╔══
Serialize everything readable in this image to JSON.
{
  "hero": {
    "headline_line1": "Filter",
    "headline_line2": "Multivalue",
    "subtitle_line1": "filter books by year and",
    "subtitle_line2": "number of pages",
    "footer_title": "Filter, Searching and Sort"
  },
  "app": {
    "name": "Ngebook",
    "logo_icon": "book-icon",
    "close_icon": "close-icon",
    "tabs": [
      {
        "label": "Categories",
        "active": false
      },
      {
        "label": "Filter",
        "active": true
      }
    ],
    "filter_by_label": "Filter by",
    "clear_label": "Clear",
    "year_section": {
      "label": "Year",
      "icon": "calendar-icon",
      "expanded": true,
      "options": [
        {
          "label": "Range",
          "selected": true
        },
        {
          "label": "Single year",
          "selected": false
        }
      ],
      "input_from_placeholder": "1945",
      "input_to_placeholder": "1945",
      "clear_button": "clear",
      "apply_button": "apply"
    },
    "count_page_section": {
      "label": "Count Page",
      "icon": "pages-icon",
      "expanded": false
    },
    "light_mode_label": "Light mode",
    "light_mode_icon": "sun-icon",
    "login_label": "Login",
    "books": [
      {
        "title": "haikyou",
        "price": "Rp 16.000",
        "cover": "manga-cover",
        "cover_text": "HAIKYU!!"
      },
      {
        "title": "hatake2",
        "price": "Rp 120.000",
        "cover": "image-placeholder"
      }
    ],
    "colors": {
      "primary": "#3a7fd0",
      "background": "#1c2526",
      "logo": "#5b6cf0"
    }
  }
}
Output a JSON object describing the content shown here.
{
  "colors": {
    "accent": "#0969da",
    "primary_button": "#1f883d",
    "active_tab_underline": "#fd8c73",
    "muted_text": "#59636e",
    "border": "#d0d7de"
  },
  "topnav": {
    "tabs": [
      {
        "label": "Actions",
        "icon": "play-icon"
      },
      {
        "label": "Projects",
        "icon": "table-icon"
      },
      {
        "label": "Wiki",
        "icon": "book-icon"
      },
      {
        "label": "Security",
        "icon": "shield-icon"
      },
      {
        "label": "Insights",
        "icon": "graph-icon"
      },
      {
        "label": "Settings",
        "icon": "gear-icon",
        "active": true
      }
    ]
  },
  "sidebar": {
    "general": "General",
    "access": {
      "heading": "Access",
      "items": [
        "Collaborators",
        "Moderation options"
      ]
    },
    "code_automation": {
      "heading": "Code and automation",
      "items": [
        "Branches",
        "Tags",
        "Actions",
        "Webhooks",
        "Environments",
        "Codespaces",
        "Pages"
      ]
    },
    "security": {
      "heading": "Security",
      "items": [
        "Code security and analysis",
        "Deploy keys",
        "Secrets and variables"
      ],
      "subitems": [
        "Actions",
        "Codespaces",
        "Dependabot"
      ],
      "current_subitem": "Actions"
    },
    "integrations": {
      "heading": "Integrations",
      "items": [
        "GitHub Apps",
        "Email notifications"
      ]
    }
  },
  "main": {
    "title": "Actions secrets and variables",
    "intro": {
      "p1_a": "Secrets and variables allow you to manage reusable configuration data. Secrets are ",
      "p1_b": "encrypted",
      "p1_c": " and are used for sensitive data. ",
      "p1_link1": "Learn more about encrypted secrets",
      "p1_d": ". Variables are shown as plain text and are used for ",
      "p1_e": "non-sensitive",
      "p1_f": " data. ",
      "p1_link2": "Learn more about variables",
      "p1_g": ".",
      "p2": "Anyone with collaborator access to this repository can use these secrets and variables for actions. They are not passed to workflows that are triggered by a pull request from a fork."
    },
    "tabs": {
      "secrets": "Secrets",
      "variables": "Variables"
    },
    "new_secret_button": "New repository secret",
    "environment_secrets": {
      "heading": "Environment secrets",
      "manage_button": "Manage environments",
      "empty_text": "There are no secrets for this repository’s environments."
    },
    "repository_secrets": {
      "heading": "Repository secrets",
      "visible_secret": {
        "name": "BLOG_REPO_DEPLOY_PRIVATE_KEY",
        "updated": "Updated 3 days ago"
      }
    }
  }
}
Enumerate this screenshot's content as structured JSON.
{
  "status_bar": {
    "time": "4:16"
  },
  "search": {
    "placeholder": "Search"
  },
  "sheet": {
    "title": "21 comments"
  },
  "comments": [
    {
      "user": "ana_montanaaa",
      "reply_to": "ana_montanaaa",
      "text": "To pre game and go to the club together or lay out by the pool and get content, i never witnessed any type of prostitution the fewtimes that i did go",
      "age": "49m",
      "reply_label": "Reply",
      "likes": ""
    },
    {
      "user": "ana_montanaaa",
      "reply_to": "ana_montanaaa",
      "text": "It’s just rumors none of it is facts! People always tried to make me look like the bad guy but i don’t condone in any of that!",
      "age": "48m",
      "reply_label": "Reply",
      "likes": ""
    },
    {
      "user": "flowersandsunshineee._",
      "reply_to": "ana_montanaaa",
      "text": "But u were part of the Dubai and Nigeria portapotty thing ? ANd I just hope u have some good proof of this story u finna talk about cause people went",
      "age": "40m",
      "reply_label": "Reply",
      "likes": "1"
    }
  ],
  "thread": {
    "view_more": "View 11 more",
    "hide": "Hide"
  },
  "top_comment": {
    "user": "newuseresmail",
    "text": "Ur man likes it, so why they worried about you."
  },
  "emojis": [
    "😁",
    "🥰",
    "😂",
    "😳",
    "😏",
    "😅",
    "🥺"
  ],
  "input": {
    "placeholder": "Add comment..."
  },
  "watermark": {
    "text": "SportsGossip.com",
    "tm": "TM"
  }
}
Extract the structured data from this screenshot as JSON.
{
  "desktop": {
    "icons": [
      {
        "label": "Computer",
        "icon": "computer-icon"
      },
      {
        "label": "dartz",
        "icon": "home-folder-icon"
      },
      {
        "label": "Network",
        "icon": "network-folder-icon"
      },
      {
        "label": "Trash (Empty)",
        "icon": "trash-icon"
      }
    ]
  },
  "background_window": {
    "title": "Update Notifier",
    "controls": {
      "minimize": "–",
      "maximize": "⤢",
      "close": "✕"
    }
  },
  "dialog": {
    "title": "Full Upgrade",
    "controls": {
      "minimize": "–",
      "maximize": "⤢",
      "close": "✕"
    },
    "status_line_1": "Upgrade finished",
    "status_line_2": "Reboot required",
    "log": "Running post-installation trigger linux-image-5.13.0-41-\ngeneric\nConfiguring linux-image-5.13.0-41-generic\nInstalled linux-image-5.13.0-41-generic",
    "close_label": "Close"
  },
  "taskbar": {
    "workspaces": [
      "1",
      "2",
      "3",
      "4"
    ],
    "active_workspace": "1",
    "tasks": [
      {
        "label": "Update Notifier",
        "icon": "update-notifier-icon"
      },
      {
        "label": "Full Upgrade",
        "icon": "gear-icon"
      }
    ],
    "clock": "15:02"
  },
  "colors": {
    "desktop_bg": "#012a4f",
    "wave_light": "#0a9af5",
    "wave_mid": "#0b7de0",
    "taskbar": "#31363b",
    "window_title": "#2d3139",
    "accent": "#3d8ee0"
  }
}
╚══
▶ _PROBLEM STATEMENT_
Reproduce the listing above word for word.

▶ _EXERCISE ANSWER_
Serialize everything readable in this image to JSON.
{
  "hero": {
    "headline_line1": "Filter",
    "headline_line2": "Multivalue",
    "subtitle_line1": "filter books by year and",
    "subtitle_line2": "number of pages",
    "footer_title": "Filter, Searching and Sort"
  },
  "app": {
    "name": "Ngebook",
    "logo_icon": "book-icon",
    "close_icon": "close-icon",
    "tabs": [
      {
        "label": "Categories",
        "active": false
      },
      {
        "label": "Filter",
        "active": true
      }
    ],
    "filter_by_label": "Filter by",
    "clear_label": "Clear",
    "year_section": {
      "label": "Year",
      "icon": "calendar-icon",
      "expanded": true,
      "options": [
        {
          "label": "Range",
          "selected": true
        },
        {
          "label": "Single year",
          "selected": false
        }
      ],
      "input_from_placeholder": "1945",
      "input_to_placeholder": "1945",
      "clear_button": "clear",
      "apply_button": "apply"
    },
    "count_page_section": {
      "label": "Count Page",
      "icon": "pages-icon",
      "expanded": false
    },
    "light_mode_label": "Light mode",
    "light_mode_icon": "sun-icon",
    "login_label": "Login",
    "books": [
      {
        "title": "haikyou",
        "price": "Rp 16.000",
        "cover": "manga-cover",
        "cover_text": "HAIKYU!!"
      },
      {
        "title": "hatake2",
        "price": "Rp 120.000",
        "cover": "image-placeholder"
      }
    ],
    "colors": {
      "primary": "#3a7fd0",
      "background": "#1c2526",
      "logo": "#5b6cf0"
    }
  }
}
Output a JSON object describing the content shown here.
{
  "colors": {
    "accent": "#0969da",
    "primary_button": "#1f883d",
    "active_tab_underline": "#fd8c73",
    "muted_text": "#59636e",
    "border": "#d0d7de"
  },
  "topnav": {
    "tabs": [
      {
        "label": "Actions",
        "icon": "play-icon"
      },
      {
        "label": "Projects",
        "icon": "table-icon"
      },
      {
        "label": "Wiki",
        "icon": "book-icon"
      },
      {
        "label": "Security",
        "icon": "shield-icon"
      },
      {
        "label": "Insights",
        "icon": "graph-icon"
      },
      {
        "label": "Settings",
        "icon": "gear-icon",
        "active": true
      }
    ]
  },
  "sidebar": {
    "general": "General",
    "access": {
      "heading": "Access",
      "items": [
        "Collaborators",
        "Moderation options"
      ]
    },
    "code_automation": {
      "heading": "Code and automation",
      "items": [
        "Branches",
        "Tags",
        "Actions",
        "Webhooks",
        "Environments",
        "Codespaces",
        "Pages"
      ]
    },
    "security": {
      "heading": "Security",
      "items": [
        "Code security and analysis",
        "Deploy keys",
        "Secrets and variables"
      ],
      "subitems": [
        "Actions",
        "Codespaces",
        "Dependabot"
      ],
      "current_subitem": "Actions"
    },
    "integrations": {
      "heading": "Integrations",
      "items": [
        "GitHub Apps",
        "Email notifications"
      ]
    }
  },
  "main": {
    "title": "Actions secrets and variables",
    "intro": {
      "p1_a": "Secrets and variables allow you to manage reusable configuration data. Secrets are ",
      "p1_b": "encrypted",
      "p1_c": " and are used for sensitive data. ",
      "p1_link1": "Learn more about encrypted secrets",
      "p1_d": ". Variables are shown as plain text and are used for ",
      "p1_e": "non-sensitive",
      "p1_f": " data. ",
      "p1_link2": "Learn more about variables",
      "p1_g": ".",
      "p2": "Anyone with collaborator access to this repository can use these secrets and variables for actions. They are not passed to workflows that are triggered by a pull request from a fork."
    },
    "tabs": {
      "secrets": "Secrets",
      "variables": "Variables"
    },
    "new_secret_button": "New repository secret",
    "environment_secrets": {
      "heading": "Environment secrets",
      "manage_button": "Manage environments",
      "empty_text": "There are no secrets for this repository’s environments."
    },
    "repository_secrets": {
      "heading": "Repository secrets",
      "visible_secret": {
        "name": "BLOG_REPO_DEPLOY_PRIVATE_KEY",
        "updated": "Updated 3 days ago"
      }
    }
  }
}
Enumerate this screenshot's content as structured JSON.
{
  "status_bar": {
    "time": "4:16"
  },
  "search": {
    "placeholder": "Search"
  },
  "sheet": {
    "title": "21 comments"
  },
  "comments": [
    {
      "user": "ana_montanaaa",
      "reply_to": "ana_montanaaa",
      "text": "To pre game and go to the club together or lay out by the pool and get content, i never witnessed any type of prostitution the fewtimes that i did go",
      "age": "49m",
      "reply_label": "Reply",
      "likes": ""
    },
    {
      "user": "ana_montanaaa",
      "reply_to": "ana_montanaaa",
      "text": "It’s just rumors none of it is facts! People always tried to make me look like the bad guy but i don’t condone in any of that!",
      "age": "48m",
      "reply_label": "Reply",
      "likes": ""
    },
    {
      "user": "flowersandsunshineee._",
      "reply_to": "ana_montanaaa",
      "text": "But u were part of the Dubai and Nigeria portapotty thing ? ANd I just hope u have some good proof of this story u finna talk about cause people went",
      "age": "40m",
      "reply_label": "Reply",
      "likes": "1"
    }
  ],
  "thread": {
    "view_more": "View 11 more",
    "hide": "Hide"
  },
  "top_comment": {
    "user": "newuseresmail",
    "text": "Ur man likes it, so why they worried about you."
  },
  "emojis": [
    "😁",
    "🥰",
    "😂",
    "😳",
    "😏",
    "😅",
    "🥺"
  ],
  "input": {
    "placeholder": "Add comment..."
  },
  "watermark": {
    "text": "SportsGossip.com",
    "tm": "TM"
  }
}
Extract the structured data from this screenshot as JSON.
{
  "desktop": {
    "icons": [
      {
        "label": "Computer",
        "icon": "computer-icon"
      },
      {
        "label": "dartz",
        "icon": "home-folder-icon"
      },
      {
        "label": "Network",
        "icon": "network-folder-icon"
      },
      {
        "label": "Trash (Empty)",
        "icon": "trash-icon"
      }
    ]
  },
  "background_window": {
    "title": "Update Notifier",
    "controls": {
      "minimize": "–",
      "maximize": "⤢",
      "close": "✕"
    }
  },
  "dialog": {
    "title": "Full Upgrade",
    "controls": {
      "minimize": "–",
      "maximize": "⤢",
      "close": "✕"
    },
    "status_line_1": "Upgrade finished",
    "status_line_2": "Reboot required",
    "log": "Running post-installation trigger linux-image-5.13.0-41-\ngeneric\nConfiguring linux-image-5.13.0-41-generic\nInstalled linux-image-5.13.0-41-generic",
    "close_label": "Close"
  },
  "taskbar": {
    "workspaces": [
      "1",
      "2",
      "3",
      "4"
    ],
    "active_workspace": "1",
    "tasks": [
      {
        "label": "Update Notifier",
        "icon": "update-notifier-icon"
      },
      {
        "label": "Full Upgrade",
        "icon": "gear-icon"
      }
    ],
    "clock": "15:02"
  },
  "colors": {
    "desktop_bg": "#012a4f",
    "wave_light": "#0a9af5",
    "wave_mid": "#0b7de0",
    "taskbar": "#31363b",
    "window_title": "#2d3139",
    "accent": "#3d8ee0"
  }
}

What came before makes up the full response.